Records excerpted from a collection
**********

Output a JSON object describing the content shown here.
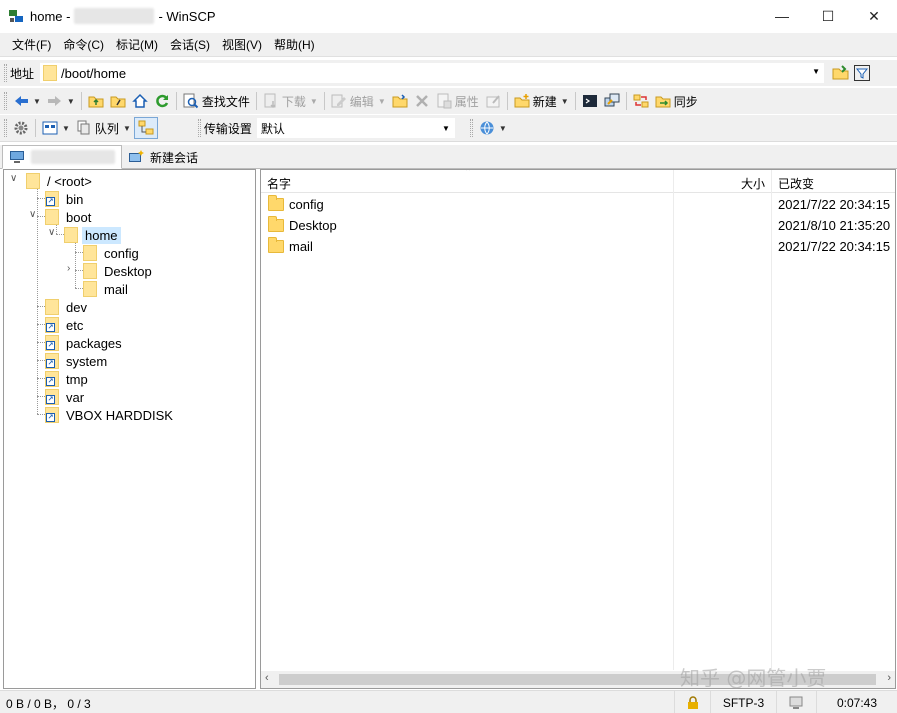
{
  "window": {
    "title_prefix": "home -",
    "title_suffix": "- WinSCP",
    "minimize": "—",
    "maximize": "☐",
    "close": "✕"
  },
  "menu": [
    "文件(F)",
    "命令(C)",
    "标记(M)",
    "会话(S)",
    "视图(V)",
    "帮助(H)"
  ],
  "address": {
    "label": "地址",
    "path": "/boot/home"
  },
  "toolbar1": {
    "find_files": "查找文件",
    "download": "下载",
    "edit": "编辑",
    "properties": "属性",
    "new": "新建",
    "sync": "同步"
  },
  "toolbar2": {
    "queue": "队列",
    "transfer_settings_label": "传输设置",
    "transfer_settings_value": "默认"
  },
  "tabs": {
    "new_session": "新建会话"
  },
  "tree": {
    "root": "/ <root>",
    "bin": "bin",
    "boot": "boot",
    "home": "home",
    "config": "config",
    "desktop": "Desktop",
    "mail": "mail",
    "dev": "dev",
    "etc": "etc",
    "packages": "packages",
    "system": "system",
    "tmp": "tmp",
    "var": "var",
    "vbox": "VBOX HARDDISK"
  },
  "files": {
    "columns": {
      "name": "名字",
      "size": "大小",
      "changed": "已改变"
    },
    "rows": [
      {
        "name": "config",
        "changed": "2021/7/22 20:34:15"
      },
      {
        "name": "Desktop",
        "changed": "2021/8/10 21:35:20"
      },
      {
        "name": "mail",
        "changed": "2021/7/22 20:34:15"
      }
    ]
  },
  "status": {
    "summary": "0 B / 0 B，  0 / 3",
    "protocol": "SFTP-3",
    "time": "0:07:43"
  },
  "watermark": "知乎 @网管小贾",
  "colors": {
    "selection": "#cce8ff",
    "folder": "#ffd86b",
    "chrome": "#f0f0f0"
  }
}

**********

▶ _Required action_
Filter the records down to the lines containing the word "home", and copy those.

▶ _Result of this task_
    "title_prefix": "home -",
    "path": "/boot/home"
    "home": "home",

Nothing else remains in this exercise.